 *     http://www.apache.org/licenses/LICENSE-2.0
 *
 * Unless required by applicable law or agreed to in writing, software
 * distributed under the License is distributed on an "AS IS" BASIS,
 * WITHOUT WARRANTIES OR CONDITIONS OF ANY KIND, either express or implied.
 * See the License for the specific language governing permissions and
 * limitations under the License.
 */
License Header Python
# Copyright <yyyy> <copyright holder>
#
# Licensed under the Apache License, Version 2.0 (the "License");
# you may not use this file except in compliance with the License.
# You may obtain a copy of the License at
#
#         http://www.apache.org/licenses/LICENSE-2.0
#
# Unless required by applicable law or agreed to in writing, software
# distributed under the License is distributed on an "AS IS" BASIS,
# WITHOUT WARRANTIES OR CONDITIONS OF ANY KIND, either express or implied.
# See the License for the specific language governing permissions and
# limitations under the License.

 

Multiple contributors

As indicated in Apache Version 2, Section 4.b, in case multiple companies are contributing, you must make it clear the file has been changed.
The easiest way is to simply add your company copyright after the original ones.
In case multiple companies are contributing, add each and every contributing companies.
In case an individual who does not claim to be part of a company, add the individual's email address.
You must not remove existing copyright claim.

Original License Text

Copyright <yyyy> <copyright holder>
Licensed under the Apache License, Version 2.0 (the "License");
you may not use this file except in compliance with the License.
You may obtain a copy of the License at
http://www.apache.org/licenses/LICENSE-2.0
Unless required by applicable law or agreed to in writing, software
distributed under the License is distributed on an "AS IS" BASIS,
WITHOUT WARRANTIES OR CONDITIONS OF ANY KIND, either express or implied.
See the License for the specific language governing permissions and
limitations under the License

Modification license text (add as many as necessary)

Modifications Copyright <yyyy> <copyright holder>

Creative Commons Attribution 4.0 International License

The text below must be copied AS IS, replacing <yyyy> with 2016 and replacing <copyright holder> with your own identifying information.

In case multiple companies are contributing, add each and every contributing companies.

In case an individual who does not claim to be part of a company, add your email address.

Creative Commons Attribution 4.0 International License

Copyright <yyyy> <copyright holder>
This file is licensed under the CREATIVE COMMONS ATTRIBUTION 4.0 INTERNATIONAL LICENSE
Full license text at https://creativecommons.org/licenses/by/4.0/legalcode


OPEN-O License breakdown per file extension

The purpose of the table below is to help breaking down which type of license is applicable based on the file type extension.

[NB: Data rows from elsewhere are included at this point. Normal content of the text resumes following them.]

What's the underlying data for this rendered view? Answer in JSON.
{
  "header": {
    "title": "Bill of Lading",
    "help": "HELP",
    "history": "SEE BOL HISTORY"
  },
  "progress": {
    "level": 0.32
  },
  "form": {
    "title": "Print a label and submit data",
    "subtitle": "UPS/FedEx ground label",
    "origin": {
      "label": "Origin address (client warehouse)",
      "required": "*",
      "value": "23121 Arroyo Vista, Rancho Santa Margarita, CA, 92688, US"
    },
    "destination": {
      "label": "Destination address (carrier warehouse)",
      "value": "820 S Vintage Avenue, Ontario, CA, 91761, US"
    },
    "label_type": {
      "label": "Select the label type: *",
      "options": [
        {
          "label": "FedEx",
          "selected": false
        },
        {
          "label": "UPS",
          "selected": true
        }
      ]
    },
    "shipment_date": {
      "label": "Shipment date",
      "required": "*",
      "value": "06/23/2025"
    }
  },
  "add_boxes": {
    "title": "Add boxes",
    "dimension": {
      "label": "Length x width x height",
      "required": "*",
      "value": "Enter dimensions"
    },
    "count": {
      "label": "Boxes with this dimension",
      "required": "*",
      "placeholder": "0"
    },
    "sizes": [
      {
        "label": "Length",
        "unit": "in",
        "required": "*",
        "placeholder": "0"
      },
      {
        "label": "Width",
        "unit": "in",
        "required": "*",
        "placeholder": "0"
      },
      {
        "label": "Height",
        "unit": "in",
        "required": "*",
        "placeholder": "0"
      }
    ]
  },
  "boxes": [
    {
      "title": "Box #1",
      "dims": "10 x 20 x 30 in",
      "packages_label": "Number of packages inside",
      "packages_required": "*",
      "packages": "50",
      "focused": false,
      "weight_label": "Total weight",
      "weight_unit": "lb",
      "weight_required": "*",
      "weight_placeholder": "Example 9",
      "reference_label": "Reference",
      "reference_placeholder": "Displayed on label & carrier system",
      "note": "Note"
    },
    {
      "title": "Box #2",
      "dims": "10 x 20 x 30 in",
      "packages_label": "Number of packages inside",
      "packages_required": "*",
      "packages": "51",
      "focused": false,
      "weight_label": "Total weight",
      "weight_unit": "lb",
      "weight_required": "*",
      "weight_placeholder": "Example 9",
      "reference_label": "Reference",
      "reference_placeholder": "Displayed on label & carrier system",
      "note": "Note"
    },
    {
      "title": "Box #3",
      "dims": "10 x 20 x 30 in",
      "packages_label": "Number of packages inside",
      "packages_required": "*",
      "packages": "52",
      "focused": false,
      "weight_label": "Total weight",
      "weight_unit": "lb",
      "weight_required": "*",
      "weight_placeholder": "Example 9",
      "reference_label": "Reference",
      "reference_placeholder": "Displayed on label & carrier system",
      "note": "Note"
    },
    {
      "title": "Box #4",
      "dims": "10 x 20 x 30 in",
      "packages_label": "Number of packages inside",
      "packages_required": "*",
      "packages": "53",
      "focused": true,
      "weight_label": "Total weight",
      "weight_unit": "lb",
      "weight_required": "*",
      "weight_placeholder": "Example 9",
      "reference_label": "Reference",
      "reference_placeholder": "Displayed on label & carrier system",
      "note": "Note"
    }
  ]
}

Apache Version 2

for source code

Creative Commons Attribution 4.0 International

for documentation

.java
.js

.ts
.py
.sh
.bat
.sql
.xml
.html
.css
.json
.yaml
.properties
.cfg
.conf
.config
.c
.c++
.cc
.php
.pl
.lua

.txt
.png
.gif
.jpg
.tiff
.svg
.pdf
.docs
.odf
README

Applying license to artifacts that can't be edited

In the case where artifacts can't be edited to include the license header then the License.txt file must be placed at the root directory for which the license is applicable.
The license in a directory by default applies to all directories beneath it. If a sub directory contains a different license file, the same rules applies to that directory and its subdirectories.

Concretely while importing third-party binaries into Gerrit or distributing some third-party binaries, do not mix all the code in a single directory but rather create a directory specifically for each. Then, when applicable, in each relevant directory copy the License.txt file.
This approach is applicable for both third-party binaries in Gerrit and while distributing-installing the artifacts.
This approach is not limited in type of code, but should also include images, sounds, fonts and other non-text file types and file types that do not actually result in code execution.

Note

The same License.txt is applicable for both types of artifacts (source code and documentation). The License.txt contains the appropriate wording for both Apache Version 2 and Creative Commons Attribution 4.0 International.